> >>         > From: "Hakimi, Sharam (Sharam)" <>
> >>         > To:, "''"
> >>         <>
> >>         > Subject: RE: Equalization and benefits of Parallel Optics.
> >>         > Date: Tue, 25 Jul 2000 21:04:49 -0400
> >>         > MIME-Version: 1.0
> >>         > X-Resent-To: Multiple Recipients
> >><>
> >>         > X-Listname: stds-802-3-hssg
> >>         > X-Info: [Un]Subscribe requests to
> >>         > X-Moderator-Address:
> >>         >
> >>         >
> >>         > Although parallel fiber is technically an easier solution, the
> >>major reason
> >>         > for support of 850nm has been to consider the installed base,
> >>cost.
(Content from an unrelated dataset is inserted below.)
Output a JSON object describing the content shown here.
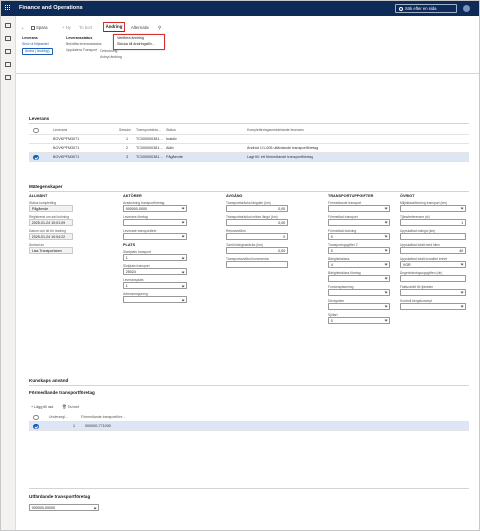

If
> >>         > users have to pull new fiber, IMHO, parallel fiber would not
> >> be on
> >>top of
> >>         > the list and most of installed base is single fiber.
> >>
> >>         I did not suggest to pull any new fiber.  Limit the shortwave
> >>variant
> >>         including parallel optics to the data center with 100 m radius.
> >>
> >>         Thanks,
> >>
> >>         Ali Ghiasi
> >>         Sun Microsytems
> >>
> >>         >
> >>         > Sharam Hakimi
> >>         > Lucent Technologies
> >>         >
> >>